*** Opening Material for the task ***

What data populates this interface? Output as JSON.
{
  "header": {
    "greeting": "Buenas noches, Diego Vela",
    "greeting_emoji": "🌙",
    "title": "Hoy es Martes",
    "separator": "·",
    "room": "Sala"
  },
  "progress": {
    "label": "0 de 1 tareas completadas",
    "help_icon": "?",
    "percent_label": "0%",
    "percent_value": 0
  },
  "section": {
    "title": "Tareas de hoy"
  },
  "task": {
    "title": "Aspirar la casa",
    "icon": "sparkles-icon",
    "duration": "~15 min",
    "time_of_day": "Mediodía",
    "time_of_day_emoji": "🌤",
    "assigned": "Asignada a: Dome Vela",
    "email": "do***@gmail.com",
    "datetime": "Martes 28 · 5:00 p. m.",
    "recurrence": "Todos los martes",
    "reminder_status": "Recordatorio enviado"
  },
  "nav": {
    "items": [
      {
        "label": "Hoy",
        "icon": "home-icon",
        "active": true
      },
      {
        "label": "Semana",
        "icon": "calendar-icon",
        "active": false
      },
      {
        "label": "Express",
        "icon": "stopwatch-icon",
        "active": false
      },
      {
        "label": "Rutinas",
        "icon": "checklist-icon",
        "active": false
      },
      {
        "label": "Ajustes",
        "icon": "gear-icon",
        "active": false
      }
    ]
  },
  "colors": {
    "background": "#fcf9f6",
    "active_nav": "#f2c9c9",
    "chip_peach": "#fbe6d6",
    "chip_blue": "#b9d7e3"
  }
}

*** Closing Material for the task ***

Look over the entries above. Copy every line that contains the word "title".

**Answer space:**
    "title": "Hoy es Martes",
    "title": "Tareas de hoy"
    "title": "Aspirar la casa",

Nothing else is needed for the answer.